Editor’s note: This article has been corrected to show that Wayne Bumpus did not protest the development of the gravel pit, only the possible use of Corea Bend road for through-traffic.
A proposed gravel pit near the bluff in Clam Gulch has neighbors concerned about erosion and additional disturbance in their neighborhood.
The borough’s Planning Commission approved a conditional use permit for a gravel pit at approximately Mile 125 of the Sterling Highway in Clam Gulch, on the bluff side. The applicant, Sean Wedemeyer, plans to extract gravel on his approximately 64-acre property and build an access road from the highway to the pit.
Wedemeyer said he has owned the acreage since 2007. The upcoming project to resurface the Sterling Highway seemed like a good chance to monetize the property.
“I have thought of a number of things to do with that property — gravel pit really never was one of them,” Wedemeyer said. “I really had planned of subdividing it or selling it outright. But when the project came up to resurface the highway … then it became economically viable.”
Dana York can see the site from her back porch, which overlooks the bluff. She said she is not generally opposed to gravel pits, but putting one so close to the bluff seems unreasonable to her, she said. The presence of a gravel pit might decrease her property value, she said, and she fears erosion from the additional activity.
“What I’m really concerned about is erosion,” York said. “We don’t have any legal way we can stop him because the borough doesn’t have any zoning laws.”
The residents of Corea Bend Road, an unpaved road that winds through a subdivision, may see heavy equipment rumbling along the street. The site for the proposed gravel pit does not currently have an access road, so the operators would use Corea Bend Road to reach the site until a road is finished.
Wedemeyer said he plans to construct Floyd Blossom Avenue from the Sterling Highway down to the site of the gravel pit. The conditional use permit is good for five years, though he said he’s not sure how long he would operate the pit yet.
“I guess people’s knee-jerk reaction is, ‘A gravel pit?

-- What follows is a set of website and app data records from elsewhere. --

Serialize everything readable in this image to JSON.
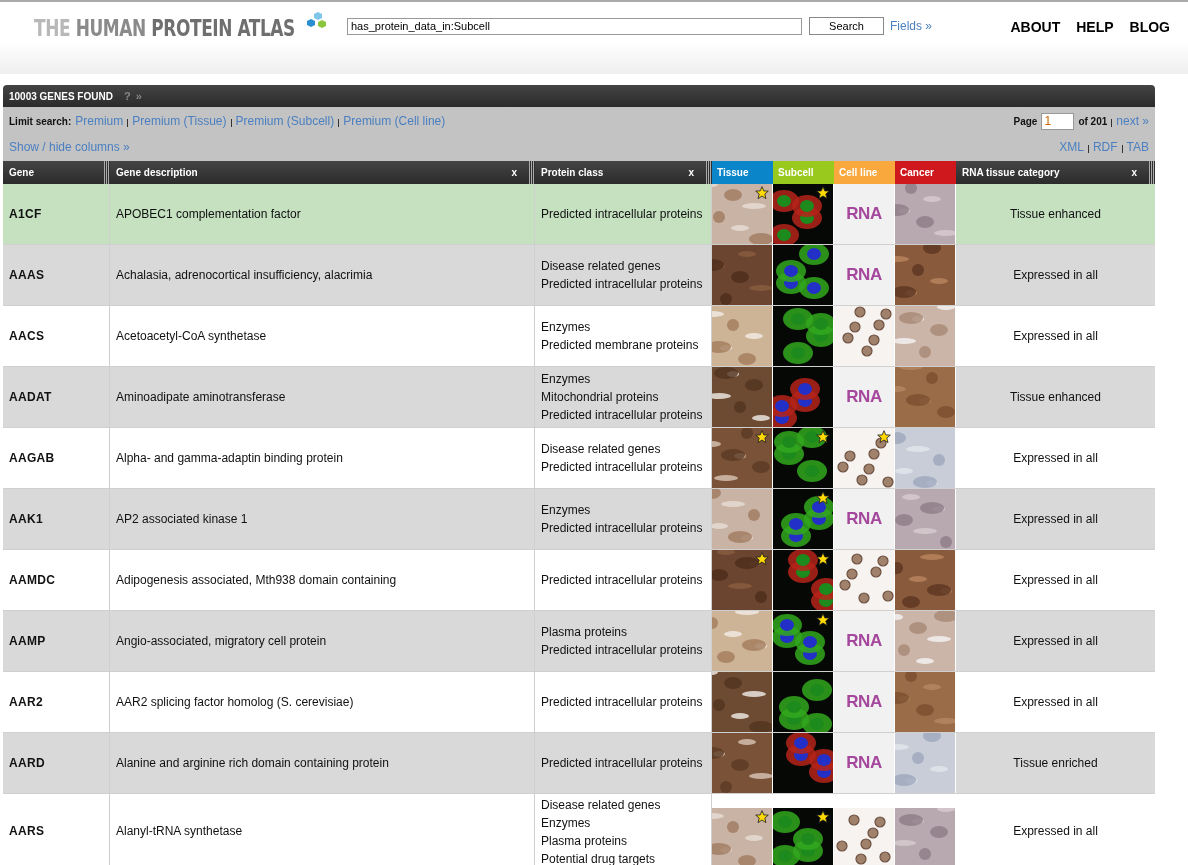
{
  "header": {
    "logo": {
      "words": [
        "THE",
        "HUMAN",
        "PROTEIN",
        "ATLAS"
      ]
    },
    "search": {
      "value": "has_protein_data_in:Subcell",
      "button": "Search",
      "fields_link": "Fields »"
    },
    "nav": [
      "ABOUT",
      "HELP",
      "BLOG"
    ]
  },
  "results": {
    "title": "10003 GENES FOUND",
    "help": "?",
    "more": "»",
    "limit_label": "Limit search:",
    "limit_links": [
      "Premium",
      "Premium (Tissue)",
      "Premium (Subcell)",
      "Premium (Cell line)"
    ],
    "page_label": "Page",
    "page_value": "1",
    "page_of": "of 201",
    "next": "next »",
    "show_hide": "Show / hide columns »",
    "exports": [
      "XML",
      "RDF",
      "TAB"
    ]
  },
  "table": {
    "columns": [
      {
        "label": "Gene",
        "kind": "text"
      },
      {
        "label": "Gene description",
        "kind": "text",
        "close": "x"
      },
      {
        "label": "Protein class",
        "kind": "text",
        "close": "x"
      },
      {
        "label": "Tissue",
        "color": "#0a85c9"
      },
      {
        "label": "Subcell",
        "color": "#98c91c"
      },
      {
        "label": "Cell line",
        "color": "#f8a83c"
      },
      {
        "label": "Cancer",
        "color": "#cf181d"
      },
      {
        "label": "RNA tissue category",
        "kind": "text",
        "close": "x"
      }
    ],
    "rows": [
      {
        "gene": "A1CF",
        "description": "APOBEC1 complementation factor",
        "classes": [
          "Predicted intracellular proteins"
        ],
        "selected": true,
        "images": [
          {
            "kind": "picture",
            "starred": true
          },
          {
            "kind": "picture",
            "starred": true
          },
          {
            "kind": "rna",
            "text": "RNA"
          },
          {
            "kind": "picture",
            "starred": false
          }
        ],
        "category": "Tissue enhanced"
      },
      {
        "gene": "AAAS",
        "description": "Achalasia, adrenocortical insufficiency, alacrimia",
        "classes": [
          "Disease related genes",
          "Predicted intracellular proteins"
        ],
        "selected": false,
        "images": [
          {
            "kind": "picture",
            "starred": false
          },
          {
            "kind": "picture",
            "starred": false
          },
          {
            "kind": "rna",
            "text": "RNA"
          },
          {
            "kind": "picture",
            "starred": false
          }
        ],
        "category": "Expressed in all"
      },
      {
        "gene": "AACS",
        "description": "Acetoacetyl-CoA synthetase",
        "classes": [
          "Enzymes",
          "Predicted membrane proteins"
        ],
        "selected": false,
        "images": [
          {
            "kind": "picture",
            "starred": false
          },
          {
            "kind": "picture",
            "starred": false
          },
          {
            "kind": "picture",
            "starred": false
          },
          {
            "kind": "picture",
            "starred": false
          }
        ],
        "category": "Expressed in all"
      },
      {
        "gene": "AADAT",
        "description": "Aminoadipate aminotransferase",
        "classes": [
          "Enzymes",
          "Mitochondrial proteins",
          "Predicted intracellular proteins"
        ],
        "selected": false,
        "images": [
          {
            "kind": "picture",
            "starred": false
          },
          {
            "kind": "picture",
            "starred": false
          },
          {
            "kind": "rna",
            "text": "RNA"
          },
          {
            "kind": "picture",
            "starred": false
          }
        ],
        "category": "Tissue enhanced"
      },
      {
        "gene": "AAGAB",
        "description": "Alpha- and gamma-adaptin binding protein",
        "classes": [
          "Disease related genes",
          "Predicted intracellular proteins"
        ],
        "selected": false,
        "images": [
          {
            "kind": "picture",
            "starred": true
          },
          {
            "kind": "picture",
            "starred": true
          },
          {
            "kind": "picture",
            "starred": true
          },
          {
            "kind": "picture",
            "starred": false
          }
        ],
        "category": "Expressed in all"
      },
      {
        "gene": "AAK1",
        "description": "AP2 associated kinase 1",
        "classes": [
          "Enzymes",
          "Predicted intracellular proteins"
        ],
        "selected": false,
        "images": [
          {
            "kind": "picture",
            "starred": false
          },
          {
            "kind": "picture",
            "starred": true
          },
          {
            "kind": "rna",
            "text": "RNA"
          },
          {
            "kind": "picture",
            "starred": false
          }
        ],
        "category": "Expressed in all"
      },
      {
        "gene": "AAMDC",
        "description": "Adipogenesis associated, Mth938 domain containing",
        "classes": [
          "Predicted intracellular proteins"
        ],
        "selected": false,
        "images": [
          {
            "kind": "picture",
            "starred": true
          },
          {
            "kind": "picture",
            "starred": true
          },
          {
            "kind": "picture",
            "starred": false
          },
          {
            "kind": "picture",
            "starred": false
          }
        ],
        "category": "Expressed in all"
      },
      {
        "gene": "AAMP",
        "description": "Angio-associated, migratory cell protein",
        "classes": [
          "Plasma proteins",
          "Predicted intracellular proteins"
        ],
        "selected": false,
        "images": [
          {
            "kind": "picture",
            "starred": false
          },
          {
            "kind": "picture",
            "starred": true
          },
          {
            "kind": "rna",
            "text": "RNA"
          },
          {
            "kind": "picture",
            "starred": false
          }
        ],
        "category": "Expressed in all"
      },
      {
        "gene": "AAR2",
        "description": "AAR2 splicing factor homolog (S. cerevisiae)",
        "classes": [
          "Predicted intracellular proteins"
        ],
        "selected": false,
        "images": [
          {
            "kind": "picture",
            "starred": false
          },
          {
            "kind": "picture",
            "starred": false
          },
          {
            "kind": "rna",
            "text": "RNA"
          },
          {
            "kind": "picture",
            "starred": false
          }
        ],
        "category": "Expressed in all"
      },
      {
        "gene": "AARD",
        "description": "Alanine and arginine rich domain containing protein",
        "classes": [
          "Predicted intracellular proteins"
        ],
        "selected": false,
        "images": [
          {
            "kind": "picture",
            "starred": false
          },
          {
            "kind": "picture",
            "starred": false
          },
          {
            "kind": "rna",
            "text": "RNA"
          },
          {
            "kind": "picture",
            "starred": false
          }
        ],
        "category": "Tissue enriched"
      },
      {
        "gene": "AARS",
        "description": "Alanyl-tRNA synthetase",
        "classes": [
          "Disease related genes",
          "Enzymes",
          "Plasma proteins",
          "Potential drug targets"
        ],
        "selected": false,
        "images": [
          {
            "kind": "picture",
            "starred": true
          },
          {
            "kind": "picture",
            "starred": true
          },
          {
            "kind": "picture",
            "starred": false
          },
          {
            "kind": "picture",
            "starred": false
          }
        ],
        "category": "Expressed in all"
      }
    ]
  }
}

Not in my backyard!’” Wedemeyer said. “But their benefit is they get a better road, and (the pit) may not even be operating for all that long. … I’m looking at (operating) his for the life of the project, which is two seasons, but I’m not making any promises on that yet.”
Frank and Mary Ferguson have lived on Corea Bend Road since 1999. They said they are concerned about the traffic on the road and the potential for dust blowing into their area as well as erosion.

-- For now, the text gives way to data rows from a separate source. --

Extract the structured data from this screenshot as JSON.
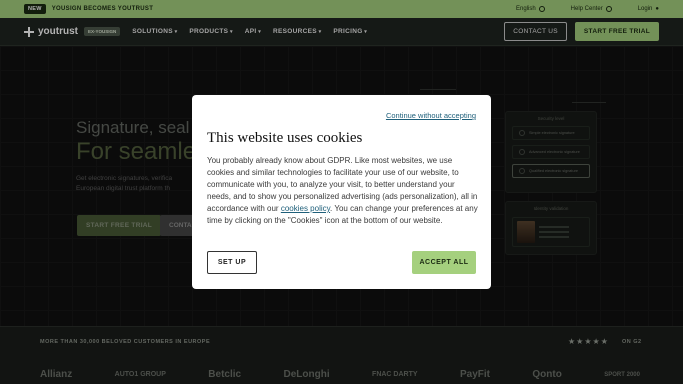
{
  "topbar": {
    "badge": "NEW",
    "announcement": "YOUSIGN BECOMES YOUTRUST",
    "language": "English",
    "help": "Help Center",
    "login": "Login"
  },
  "nav": {
    "logo": "youtrust",
    "badge": "EX-YOUSIGN",
    "menu": [
      "SOLUTIONS",
      "PRODUCTS",
      "API",
      "RESOURCES",
      "PRICING"
    ],
    "contact": "CONTACT US",
    "start": "START FREE TRIAL"
  },
  "hero": {
    "line1": "Signature, seal a",
    "line2": "For seamle",
    "desc": "Get electronic signatures, verifica European digital trust platform th",
    "start": "START FREE TRIAL",
    "contact": "CONTA",
    "security_card": {
      "title": "Security level",
      "options": [
        "Simple electronic signature",
        "Advanced electronic signature",
        "Qualified electronic signature"
      ]
    },
    "identity_card": {
      "title": "Identity validation"
    }
  },
  "customers": {
    "label": "MORE THAN 30,000 BELOVED CUSTOMERS IN EUROPE",
    "stars": "★★★★★",
    "rating_source": "ON G2",
    "logos": [
      "Allianz",
      "AUTO1 GROUP",
      "Betclic",
      "DeLonghi",
      "FNAC DARTY",
      "PayFit",
      "Qonto",
      "SPORT 2000"
    ]
  },
  "modal": {
    "continue": "Continue without accepting",
    "title": "This website uses cookies",
    "body_before": "You probably already know about GDPR. Like most websites, we use cookies and similar technologies to facilitate your use of our website, to communicate with you, to analyze your visit, to better understand your needs, and to show you personalized advertising (ads personalization), all in accordance with our ",
    "link": "cookies policy",
    "body_after": ". You can change your preferences at any time by clicking on the \"Cookies\" icon at the bottom of our website.",
    "setup": "SET UP",
    "accept": "ACCEPT ALL"
  },
  "colors": {
    "accent": "#a5d07e",
    "link": "#1e5f7a"
  }
}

They said they have watched the bluff fall back many feet in the years they have lived on the property. They said they are concerned about erosion in the area and for the welfare of migratory birds, which use the hay field as a stopping place.

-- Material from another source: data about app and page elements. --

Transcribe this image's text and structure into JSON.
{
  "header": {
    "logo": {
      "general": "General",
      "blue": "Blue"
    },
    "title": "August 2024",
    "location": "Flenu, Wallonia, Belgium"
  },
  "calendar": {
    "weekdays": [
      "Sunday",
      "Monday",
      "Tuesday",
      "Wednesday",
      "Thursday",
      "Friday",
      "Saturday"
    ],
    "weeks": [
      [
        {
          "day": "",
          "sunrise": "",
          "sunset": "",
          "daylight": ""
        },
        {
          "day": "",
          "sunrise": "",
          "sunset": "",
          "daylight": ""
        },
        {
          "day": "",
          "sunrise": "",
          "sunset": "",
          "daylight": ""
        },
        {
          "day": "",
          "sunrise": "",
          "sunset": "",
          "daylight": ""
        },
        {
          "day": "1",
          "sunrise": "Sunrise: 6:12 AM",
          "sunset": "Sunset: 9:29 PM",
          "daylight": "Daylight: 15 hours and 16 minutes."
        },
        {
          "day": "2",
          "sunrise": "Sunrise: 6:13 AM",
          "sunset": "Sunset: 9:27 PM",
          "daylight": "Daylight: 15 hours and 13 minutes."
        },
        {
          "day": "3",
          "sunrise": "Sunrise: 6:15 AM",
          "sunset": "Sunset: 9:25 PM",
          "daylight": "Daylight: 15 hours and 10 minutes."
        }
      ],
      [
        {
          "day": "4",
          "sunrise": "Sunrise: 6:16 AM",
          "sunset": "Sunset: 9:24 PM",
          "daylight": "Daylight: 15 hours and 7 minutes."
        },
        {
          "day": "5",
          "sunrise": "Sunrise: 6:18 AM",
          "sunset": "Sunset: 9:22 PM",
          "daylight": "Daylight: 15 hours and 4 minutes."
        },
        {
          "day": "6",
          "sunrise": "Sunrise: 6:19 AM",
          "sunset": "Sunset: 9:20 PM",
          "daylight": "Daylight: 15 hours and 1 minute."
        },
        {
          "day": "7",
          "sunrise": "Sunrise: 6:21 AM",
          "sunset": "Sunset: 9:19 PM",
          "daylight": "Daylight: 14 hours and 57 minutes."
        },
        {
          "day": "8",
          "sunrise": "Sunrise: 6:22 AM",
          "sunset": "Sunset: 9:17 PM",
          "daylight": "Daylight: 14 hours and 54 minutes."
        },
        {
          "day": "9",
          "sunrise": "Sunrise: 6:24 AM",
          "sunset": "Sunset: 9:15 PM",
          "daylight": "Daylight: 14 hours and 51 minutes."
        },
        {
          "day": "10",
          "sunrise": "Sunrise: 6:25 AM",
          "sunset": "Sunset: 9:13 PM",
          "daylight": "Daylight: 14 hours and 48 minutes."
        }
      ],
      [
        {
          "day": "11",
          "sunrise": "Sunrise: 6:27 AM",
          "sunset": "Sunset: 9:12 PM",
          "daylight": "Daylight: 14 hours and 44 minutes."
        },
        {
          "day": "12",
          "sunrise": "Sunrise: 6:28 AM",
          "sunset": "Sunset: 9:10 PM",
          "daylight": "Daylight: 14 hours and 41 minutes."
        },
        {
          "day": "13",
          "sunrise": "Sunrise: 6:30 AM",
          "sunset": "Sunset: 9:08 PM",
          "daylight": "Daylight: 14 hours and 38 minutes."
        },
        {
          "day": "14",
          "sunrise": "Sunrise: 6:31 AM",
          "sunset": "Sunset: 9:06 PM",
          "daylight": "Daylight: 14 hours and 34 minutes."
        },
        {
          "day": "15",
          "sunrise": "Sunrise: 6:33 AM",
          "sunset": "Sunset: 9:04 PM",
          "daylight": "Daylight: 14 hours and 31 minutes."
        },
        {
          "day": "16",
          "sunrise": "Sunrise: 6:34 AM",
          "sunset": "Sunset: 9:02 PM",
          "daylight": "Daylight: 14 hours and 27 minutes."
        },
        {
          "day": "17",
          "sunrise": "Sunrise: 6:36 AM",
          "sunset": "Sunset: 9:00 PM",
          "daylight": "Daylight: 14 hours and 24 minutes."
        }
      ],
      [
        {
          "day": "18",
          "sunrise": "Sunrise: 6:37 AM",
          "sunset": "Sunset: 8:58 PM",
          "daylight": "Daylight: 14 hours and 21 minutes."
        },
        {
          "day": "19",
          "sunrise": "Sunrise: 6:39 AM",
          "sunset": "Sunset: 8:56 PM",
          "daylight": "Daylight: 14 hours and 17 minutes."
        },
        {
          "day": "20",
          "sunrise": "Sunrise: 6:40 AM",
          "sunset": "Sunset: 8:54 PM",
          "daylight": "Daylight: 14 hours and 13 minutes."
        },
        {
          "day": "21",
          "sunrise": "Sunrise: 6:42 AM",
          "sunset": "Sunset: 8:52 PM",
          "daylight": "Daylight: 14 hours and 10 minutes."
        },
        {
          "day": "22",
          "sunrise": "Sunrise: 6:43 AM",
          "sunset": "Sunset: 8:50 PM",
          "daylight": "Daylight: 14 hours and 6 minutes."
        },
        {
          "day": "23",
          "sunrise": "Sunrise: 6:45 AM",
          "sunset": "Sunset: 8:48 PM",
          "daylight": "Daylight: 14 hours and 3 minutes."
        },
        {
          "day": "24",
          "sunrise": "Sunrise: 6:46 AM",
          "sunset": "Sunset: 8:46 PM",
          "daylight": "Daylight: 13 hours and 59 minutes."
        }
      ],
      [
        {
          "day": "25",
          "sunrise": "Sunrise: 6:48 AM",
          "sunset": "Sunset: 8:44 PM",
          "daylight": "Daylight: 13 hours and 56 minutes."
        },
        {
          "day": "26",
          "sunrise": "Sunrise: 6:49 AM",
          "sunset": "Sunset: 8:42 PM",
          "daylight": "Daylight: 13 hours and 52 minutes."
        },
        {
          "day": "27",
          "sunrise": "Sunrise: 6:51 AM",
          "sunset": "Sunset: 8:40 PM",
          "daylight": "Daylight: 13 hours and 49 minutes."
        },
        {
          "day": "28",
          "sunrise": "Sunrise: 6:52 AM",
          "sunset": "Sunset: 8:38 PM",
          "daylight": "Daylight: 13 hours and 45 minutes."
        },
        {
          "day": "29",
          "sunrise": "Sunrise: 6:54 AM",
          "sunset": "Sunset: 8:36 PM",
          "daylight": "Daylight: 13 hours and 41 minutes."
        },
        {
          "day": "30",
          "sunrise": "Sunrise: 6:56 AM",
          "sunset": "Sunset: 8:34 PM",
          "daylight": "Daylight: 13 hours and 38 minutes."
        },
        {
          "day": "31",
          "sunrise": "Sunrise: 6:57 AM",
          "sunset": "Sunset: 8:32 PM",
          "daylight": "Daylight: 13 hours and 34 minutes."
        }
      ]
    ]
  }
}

The Fergusons said they didn’t see much benefit in a new road, either. Frank Ferguson said he was concerned that with a connecting road, most people would be able to go through the neighborhood and they would not be able to see who was coming in and out. Mary Ferguson said the argument that a new road would provide better access for emergency services is not true — most of the residents live along Corea Bend Road anyway, and the ambulances would have to make a longer trip and come up the other side to reach the houses.
“We’ve been a quiet community, and now all at once they want to put this road in and haul gravel out on that road,” Frank Ferguson said. “But we’re going to get all the traffic over here.”
The excavators would travel along Corea Bend Road and down through an existing gravel pit to reach the new one for a few days while Floyd Blossom Avenue is being constructed. Wayne Bumpus, who also lives on Corea Bend Road, said he was concerned for the additional traffic on the road and in the gravel pit. Many of the local residents have grandchildren who play on the road and down to the gravel pit, which will end with the activity in the gravel pit, he said.
Bumpus, who said he has worked on construction sites all over the state, expressed concern about the integrity of the road. Although Corea Bend Road is borough-maintained, it was not built to borough standards — there is no fabric beneath it and it will likely washboard quickly with extremely heavy equipment using it regularly, he said.
He said he understood that there was no legal standing to block the gravel pit, but he said he wished the local government would listen more to the will of the locals. He said he did not oppose the development of the gravel pit, only the use of the road.
“This would never fly anywhere else in the world,” Bumpus said. “And we don’t want to lose our freedom. We don’t want to have all these laws that start saying, ‘You want to develop a gravel pit, you have to test the gravel, get it approved,’ but it seems like there isn’t anything.”
York and the Fergusons asked the Planning Commission on April 25 to vote against the conditional use permit. Four members did vote against it, but the permit still receive approval.
Wedemeyer said he had reached out to many of the neighbors about their concerns. Regarding erosion, he said he has walked the beach many times in the years he has owned the property and that any erosion on the bluff would occur from the bottom up. The development would leave 50 feet on three sides for vegetation and at least 50 on the bluff side, according to the proposed plat.
The Fergusons said they still thought the presence of the gravel pit would likely have an effect on the environment. However, the permit has been approved, and they acknowledge there is nothing they can do.
“Frank and I have always said that if they wanted to build a big condo building down there, there’d be nothing we could do,” Mary Ferguson said.